Native leader explains why Tlingit education is good for all

Photo/Jonathan Grass/Juneau Empire

David Katzeek, leader of the Shangukeidi Clan of Klukwan, gives a talk on the traditional Tlingit education system during an event in honor of Native American Heritage Month sponsored by the Sealaska Heritage Institute.
Photo/Jonathan Grass/Juneau Empire

Tlingit educational values have kept its clans alive since before European contact in Alaska, and Tlingit leaders recognize how the pillars of that education are important to Native and non-Native students alike, a speaker discussing Native education said.

David Katzeek, who goes by Kingeisti, is a leader of the Eagle Thunderbird Clan of Klukwan. He’s spent years discussing education with students across Alaska for years, and shared the insights of that journey as part of Sealaska Heritage Institute’s lecture series.

Kingeisti detailed how the spirit of encouragement and intelligence has kept Tlingit prosperous generation after generation. What’s more, he said this spirit isn’t for Tlingits only. It should be something encouraged in all children to help them reach their full potential.

Through anecdotes and lecture, Kingeisti explained how Tlingit clans are studied more for culture and not education, but this is inadequate because that "culture includes education."

He said even ancient clans survived with a strong utilization of math, science and history. Even today, Tlingits become lawyers, teachers, ministers and business people, all drawing from the midst of how they were taught and their ancestors were taught.

"We have had an impact on society from the beginning and the hard part is people don’t want to accept that instead of just acknowledging our culture," he said.

He discussed traditions of the Tlingit educational system that have built that impact. The system focuses as much on the students’ selves as much as reading and writing.

One of these main points is human beings have a unique ability to learn to listen for a purpose. He said this ability to learn to listen requires students to really focus, to not just hear what someone is saying but really comprehend it and to think about it if not immediately understood.
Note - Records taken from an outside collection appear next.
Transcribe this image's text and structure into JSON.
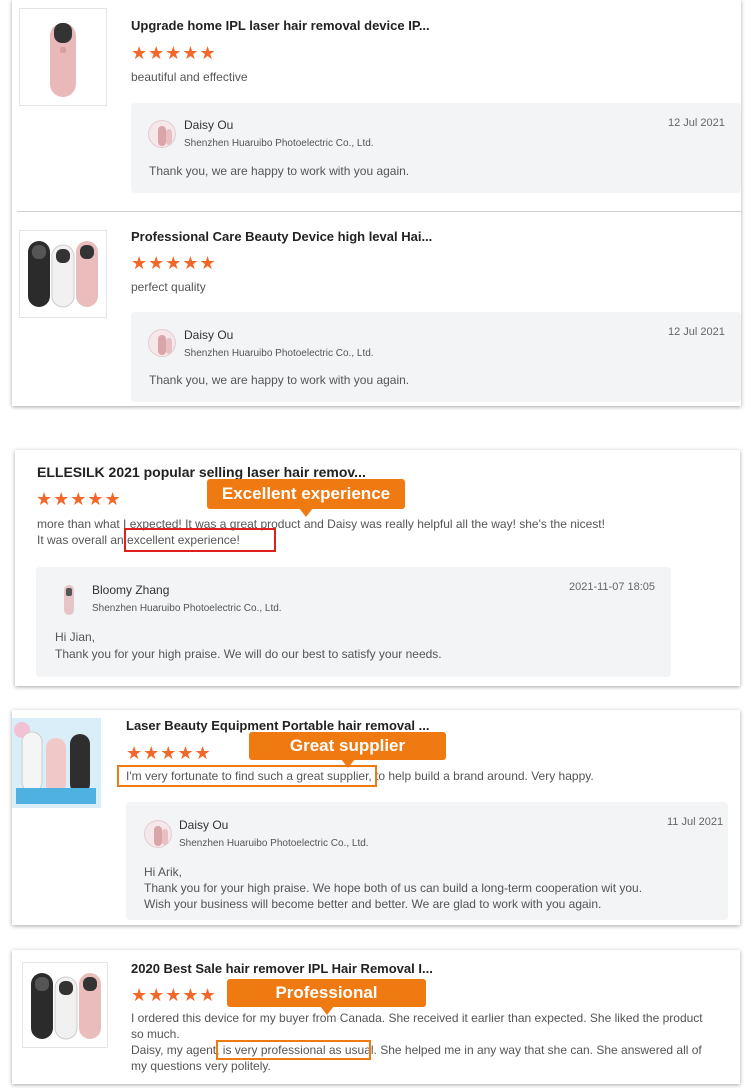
{
  "card1": {
    "reviews": [
      {
        "product_title": "Upgrade home IPL laser hair removal device IP...",
        "stars": "★★★★★",
        "review_text": "beautiful and effective",
        "reply": {
          "name": "Daisy Ou",
          "company": "Shenzhen Huaruibo Photoelectric Co., Ltd.",
          "date": "12 Jul 2021",
          "message": "Thank you, we are happy to work with you again."
        }
      },
      {
        "product_title": "Professional Care Beauty Device high leval Hai...",
        "stars": "★★★★★",
        "review_text": "perfect quality",
        "reply": {
          "name": "Daisy Ou",
          "company": "Shenzhen Huaruibo Photoelectric Co., Ltd.",
          "date": "12 Jul 2021",
          "message": "Thank you, we are happy to work with you again."
        }
      }
    ]
  },
  "card2": {
    "product_title": "ELLESILK 2021 popular selling laser hair remov...",
    "stars": "★★★★★",
    "callout": "Excellent experience",
    "review_line1": "more than what I expected! It was a great product and Daisy was really helpful all the way! she's the nicest!",
    "review_line2": "It was overall an excellent experience!",
    "reply": {
      "name": "Bloomy Zhang",
      "company": "Shenzhen Huaruibo Photoelectric Co., Ltd.",
      "date": "2021-11-07 18:05",
      "message_line1": "Hi Jian,",
      "message_line2": "Thank you for your high praise. We will do our best to satisfy your needs."
    }
  },
  "card3": {
    "product_title": "Laser Beauty Equipment Portable hair removal ...",
    "stars": "★★★★★",
    "callout": "Great supplier",
    "review_text": "I'm very fortunate to find such a great supplier, to help build a brand around. Very happy.",
    "reply": {
      "name": "Daisy Ou",
      "company": "Shenzhen Huaruibo Photoelectric Co., Ltd.",
      "date": "11 Jul 2021",
      "message_line1": "Hi Arik,",
      "message_line2": "Thank you for your high praise. We hope both of us can build a long-term cooperation wit you.",
      "message_line3": "Wish your business will become better and better. We are glad to work with you again."
    }
  },
  "card4": {
    "product_title": "2020 Best Sale hair remover IPL Hair Removal I...",
    "stars": "★★★★★",
    "callout": "Professional",
    "review_line1": "I ordered this device for my buyer from Canada. She received it earlier than expected. She liked the product",
    "review_line2": "so much.",
    "review_line3": "Daisy, my agent, is very professional as usual. She helped me in any way that she can. She answered all of",
    "review_line4": "my questions very politely."
  },
  "colors": {
    "accent": "#f07a12",
    "stars": "#f2682a",
    "highlight_red": "#e0201a"
  }
}
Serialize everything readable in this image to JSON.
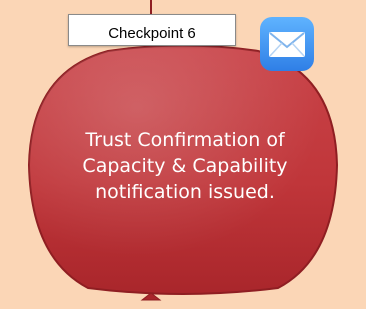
{
  "checkpoint": {
    "label": "Checkpoint 6"
  },
  "node": {
    "text_lines": [
      "Trust Confirmation of",
      "Capacity & Capability",
      "notification issued."
    ]
  },
  "icons": {
    "mail": "envelope-mail-icon"
  },
  "colors": {
    "background": "#fbd6b6",
    "node_fill": "#c0363a",
    "node_stroke": "#8f1e22",
    "text": "#ffffff",
    "mail_icon_blue": "#3a8ff0"
  }
}
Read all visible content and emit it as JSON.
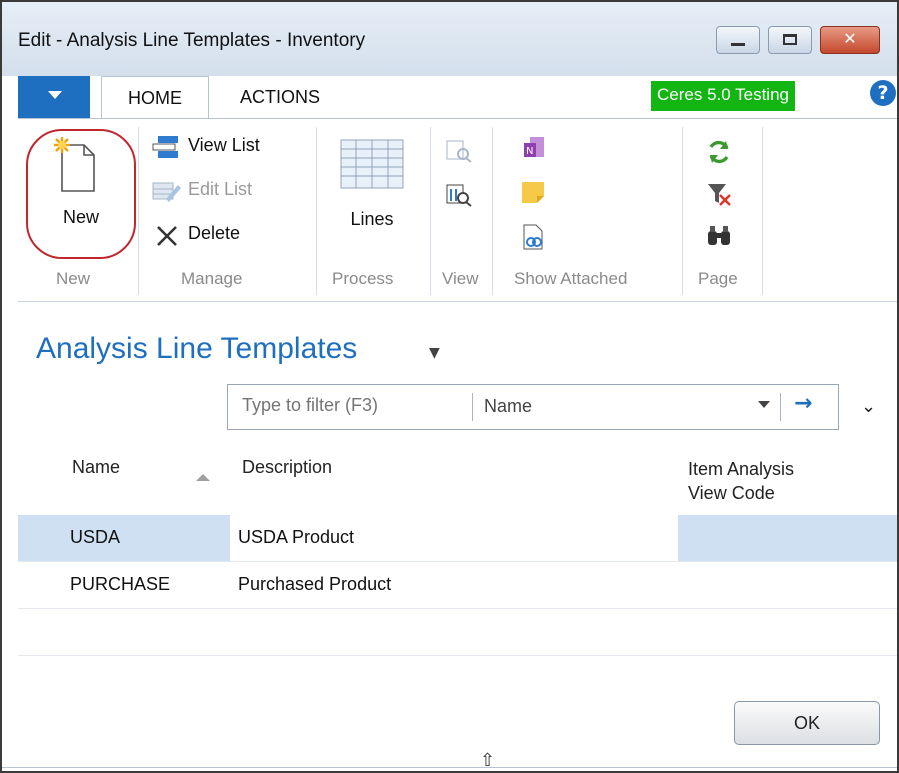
{
  "window": {
    "title": "Edit - Analysis Line Templates - Inventory",
    "minimize_glyph": "",
    "close_glyph": "✕"
  },
  "ribbon": {
    "tabs": [
      {
        "label": "HOME",
        "active": true
      },
      {
        "label": "ACTIONS",
        "active": false
      }
    ],
    "environment_badge": "Ceres 5.0 Testing",
    "help_glyph": "?",
    "groups": {
      "new": {
        "label": "New",
        "new_button": "New"
      },
      "manage": {
        "label": "Manage",
        "view_list": "View List",
        "edit_list": "Edit List",
        "delete": "Delete"
      },
      "process": {
        "label": "Process",
        "lines": "Lines"
      },
      "view": {
        "label": "View"
      },
      "show_attached": {
        "label": "Show Attached"
      },
      "page": {
        "label": "Page"
      }
    },
    "icons": [
      "new-document-icon",
      "view-list-icon",
      "edit-list-icon",
      "delete-icon",
      "lines-grid-icon",
      "view-icon",
      "onenote-icon",
      "note-icon",
      "link-icon",
      "refresh-icon",
      "clear-filter-icon",
      "find-icon"
    ],
    "accent_color": "#1f6fc1",
    "badge_color": "#13b513"
  },
  "page": {
    "title": "Analysis Line Templates",
    "filter": {
      "placeholder": "Type to filter (F3)",
      "field": "Name"
    },
    "columns": {
      "name": "Name",
      "description": "Description",
      "view_code_line1": "Item Analysis",
      "view_code_line2": "View Code"
    },
    "rows": [
      {
        "name": "USDA",
        "description": "USDA Product",
        "view_code": "",
        "selected": true
      },
      {
        "name": "PURCHASE",
        "description": "Purchased Product",
        "view_code": "",
        "selected": false
      }
    ],
    "ok_button": "OK"
  }
}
"When students are taught as respected human beings instead of being talked at, and these are two different things, students will respect you and want to work and understand more," said Kingeisti.

This respect is another pillar. Kingeisti explained respect is needed to practice and utilize intelligence because every human possess it.

"Every human that has that power to listen will find its not hard to learn," he said.

This notion of intelligence in every child measured through encouragement rather than judged by a single test score is another foundation of Tlingit education.

"Intelligence is probably one of the most traditional things any human being has," he told the audience.

He said Tlingit students are recognized as being precious and intelligent, and this can be lacking some other educational systems. He said when young people realize how precious they are, they really start to focus and control their minds, bodies and spirits.

"Basically to accept that if a man learns to listen he’ll learn and gain knowledge, and accepts that he is intelligent and he’ll gain more intelligence," he said.

Another pillar he discussed was the concept of "woocheen," which means "working together."

"The most important thing for me is that these particular truths are timeless. Truth never gets old. It’s just as right now as it ever was. Truth is truth," he said.

Kingeisti has also worked in management and Tlingit cultural consulting since 1971 and served as president of Sealaska Heritage Institute for 12 years.

12/16/2010 - 8:00pm